__PROBLEM REQUIREMENTS__
Each line below containing the word "ylabel" needs to be shown.

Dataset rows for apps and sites
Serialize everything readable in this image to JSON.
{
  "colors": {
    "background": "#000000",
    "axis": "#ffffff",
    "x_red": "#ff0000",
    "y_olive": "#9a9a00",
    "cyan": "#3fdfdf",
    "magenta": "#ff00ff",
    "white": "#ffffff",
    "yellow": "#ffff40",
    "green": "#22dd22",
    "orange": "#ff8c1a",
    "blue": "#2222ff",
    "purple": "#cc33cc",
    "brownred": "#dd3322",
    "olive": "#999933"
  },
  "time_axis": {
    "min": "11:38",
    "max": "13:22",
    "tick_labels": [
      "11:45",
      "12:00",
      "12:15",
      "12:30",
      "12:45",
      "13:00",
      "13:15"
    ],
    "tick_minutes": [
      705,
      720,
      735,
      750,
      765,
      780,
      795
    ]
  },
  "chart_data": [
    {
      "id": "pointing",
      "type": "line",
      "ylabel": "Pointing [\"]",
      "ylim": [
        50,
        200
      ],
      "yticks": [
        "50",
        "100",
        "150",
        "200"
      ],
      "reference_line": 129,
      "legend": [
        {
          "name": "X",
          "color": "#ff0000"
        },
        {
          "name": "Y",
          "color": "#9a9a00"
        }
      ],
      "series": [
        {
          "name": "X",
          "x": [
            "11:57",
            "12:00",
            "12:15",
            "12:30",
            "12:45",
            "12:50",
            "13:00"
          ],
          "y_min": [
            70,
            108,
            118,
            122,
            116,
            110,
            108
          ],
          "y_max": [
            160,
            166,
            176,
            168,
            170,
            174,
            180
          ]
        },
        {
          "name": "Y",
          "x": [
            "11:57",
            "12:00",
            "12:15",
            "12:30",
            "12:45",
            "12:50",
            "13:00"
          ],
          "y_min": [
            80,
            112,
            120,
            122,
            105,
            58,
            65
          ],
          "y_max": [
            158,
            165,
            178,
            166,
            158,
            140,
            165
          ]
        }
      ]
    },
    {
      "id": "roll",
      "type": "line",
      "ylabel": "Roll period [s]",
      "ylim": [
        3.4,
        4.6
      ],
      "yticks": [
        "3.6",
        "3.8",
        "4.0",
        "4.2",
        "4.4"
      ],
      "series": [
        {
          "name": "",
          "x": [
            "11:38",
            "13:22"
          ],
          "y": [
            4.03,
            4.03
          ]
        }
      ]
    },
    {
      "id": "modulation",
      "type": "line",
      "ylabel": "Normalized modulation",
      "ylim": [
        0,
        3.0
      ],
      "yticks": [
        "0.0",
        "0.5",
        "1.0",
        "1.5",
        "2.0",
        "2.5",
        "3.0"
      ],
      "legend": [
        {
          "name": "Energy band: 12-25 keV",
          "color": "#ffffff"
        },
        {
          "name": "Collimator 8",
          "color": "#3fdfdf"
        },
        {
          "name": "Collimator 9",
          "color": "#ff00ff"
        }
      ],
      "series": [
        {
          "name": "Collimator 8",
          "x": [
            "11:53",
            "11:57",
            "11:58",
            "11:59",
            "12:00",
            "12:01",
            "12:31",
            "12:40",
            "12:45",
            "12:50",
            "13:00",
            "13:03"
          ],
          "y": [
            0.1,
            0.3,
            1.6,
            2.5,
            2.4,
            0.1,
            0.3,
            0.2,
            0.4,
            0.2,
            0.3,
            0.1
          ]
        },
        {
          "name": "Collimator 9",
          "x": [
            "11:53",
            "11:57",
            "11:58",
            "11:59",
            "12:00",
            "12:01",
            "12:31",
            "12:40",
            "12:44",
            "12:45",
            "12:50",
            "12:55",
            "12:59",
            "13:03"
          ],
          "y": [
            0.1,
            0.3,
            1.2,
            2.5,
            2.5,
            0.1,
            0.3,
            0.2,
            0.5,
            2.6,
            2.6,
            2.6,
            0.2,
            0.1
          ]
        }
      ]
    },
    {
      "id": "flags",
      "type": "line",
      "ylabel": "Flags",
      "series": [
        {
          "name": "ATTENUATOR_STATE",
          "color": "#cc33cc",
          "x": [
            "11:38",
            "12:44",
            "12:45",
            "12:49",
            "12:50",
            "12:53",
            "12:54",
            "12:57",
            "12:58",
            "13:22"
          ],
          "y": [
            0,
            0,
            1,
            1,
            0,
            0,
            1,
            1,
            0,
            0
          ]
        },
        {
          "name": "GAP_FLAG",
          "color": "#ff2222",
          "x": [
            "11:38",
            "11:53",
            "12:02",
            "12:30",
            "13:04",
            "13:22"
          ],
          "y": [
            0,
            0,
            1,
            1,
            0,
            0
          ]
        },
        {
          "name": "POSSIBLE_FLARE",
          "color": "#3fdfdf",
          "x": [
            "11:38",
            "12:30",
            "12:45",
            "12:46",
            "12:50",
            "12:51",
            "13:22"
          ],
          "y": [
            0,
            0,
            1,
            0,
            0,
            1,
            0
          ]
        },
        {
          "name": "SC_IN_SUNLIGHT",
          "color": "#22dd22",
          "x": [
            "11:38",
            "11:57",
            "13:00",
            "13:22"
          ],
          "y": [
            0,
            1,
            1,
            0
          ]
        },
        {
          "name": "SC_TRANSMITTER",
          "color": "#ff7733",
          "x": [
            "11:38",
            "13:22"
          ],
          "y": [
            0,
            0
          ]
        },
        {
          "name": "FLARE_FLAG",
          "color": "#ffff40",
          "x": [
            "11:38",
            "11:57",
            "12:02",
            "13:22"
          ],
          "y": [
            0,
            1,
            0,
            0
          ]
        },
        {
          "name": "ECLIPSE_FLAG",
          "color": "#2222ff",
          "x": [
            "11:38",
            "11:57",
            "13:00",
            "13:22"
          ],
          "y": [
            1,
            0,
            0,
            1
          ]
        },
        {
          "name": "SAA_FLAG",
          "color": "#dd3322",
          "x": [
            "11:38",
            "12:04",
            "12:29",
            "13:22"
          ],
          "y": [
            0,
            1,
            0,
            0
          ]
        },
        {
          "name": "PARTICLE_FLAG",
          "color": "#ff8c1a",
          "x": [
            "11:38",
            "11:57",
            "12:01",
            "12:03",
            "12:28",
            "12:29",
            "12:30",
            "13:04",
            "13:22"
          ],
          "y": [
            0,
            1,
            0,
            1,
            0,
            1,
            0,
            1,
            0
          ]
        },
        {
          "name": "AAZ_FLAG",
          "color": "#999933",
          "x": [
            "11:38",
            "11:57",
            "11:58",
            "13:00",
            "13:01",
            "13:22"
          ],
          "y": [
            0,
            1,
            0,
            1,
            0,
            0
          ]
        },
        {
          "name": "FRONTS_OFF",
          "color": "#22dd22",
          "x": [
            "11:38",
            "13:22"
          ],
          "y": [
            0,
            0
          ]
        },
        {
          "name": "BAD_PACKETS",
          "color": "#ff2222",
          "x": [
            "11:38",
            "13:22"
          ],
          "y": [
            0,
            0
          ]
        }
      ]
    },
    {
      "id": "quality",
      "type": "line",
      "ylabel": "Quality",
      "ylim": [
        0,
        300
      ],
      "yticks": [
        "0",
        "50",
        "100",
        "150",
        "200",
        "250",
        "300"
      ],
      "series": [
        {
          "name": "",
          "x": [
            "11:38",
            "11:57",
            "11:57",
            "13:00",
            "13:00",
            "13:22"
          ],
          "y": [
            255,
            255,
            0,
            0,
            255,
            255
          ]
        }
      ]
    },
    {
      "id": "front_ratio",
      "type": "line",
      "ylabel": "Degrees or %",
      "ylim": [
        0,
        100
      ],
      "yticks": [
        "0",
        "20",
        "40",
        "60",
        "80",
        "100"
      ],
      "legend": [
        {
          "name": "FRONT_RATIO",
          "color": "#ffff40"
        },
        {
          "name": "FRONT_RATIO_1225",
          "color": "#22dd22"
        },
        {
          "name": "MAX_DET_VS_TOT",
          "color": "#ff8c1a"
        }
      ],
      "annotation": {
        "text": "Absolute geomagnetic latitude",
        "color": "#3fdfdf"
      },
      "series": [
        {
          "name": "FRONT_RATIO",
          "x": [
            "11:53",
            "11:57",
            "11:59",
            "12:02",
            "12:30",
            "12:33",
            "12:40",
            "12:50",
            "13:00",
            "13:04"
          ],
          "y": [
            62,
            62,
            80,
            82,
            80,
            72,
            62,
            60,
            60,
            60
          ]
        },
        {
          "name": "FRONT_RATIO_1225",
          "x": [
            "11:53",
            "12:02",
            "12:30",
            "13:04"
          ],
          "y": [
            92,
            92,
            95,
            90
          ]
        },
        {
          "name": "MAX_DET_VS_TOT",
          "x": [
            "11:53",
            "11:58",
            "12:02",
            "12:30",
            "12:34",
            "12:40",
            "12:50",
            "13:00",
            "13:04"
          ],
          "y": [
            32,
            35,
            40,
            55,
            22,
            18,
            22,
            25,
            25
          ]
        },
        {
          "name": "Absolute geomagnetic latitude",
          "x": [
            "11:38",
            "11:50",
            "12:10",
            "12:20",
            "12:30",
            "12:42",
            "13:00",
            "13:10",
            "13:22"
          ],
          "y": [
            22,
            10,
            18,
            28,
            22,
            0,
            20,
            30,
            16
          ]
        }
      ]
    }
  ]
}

__YOUR SOLUTION__
      "ylabel": "Pointing [\"]",
      "ylabel": "Roll period [s]",
      "ylabel": "Normalized modulation",
      "ylabel": "Flags",
      "ylabel": "Quality",
      "ylabel": "Degrees or %",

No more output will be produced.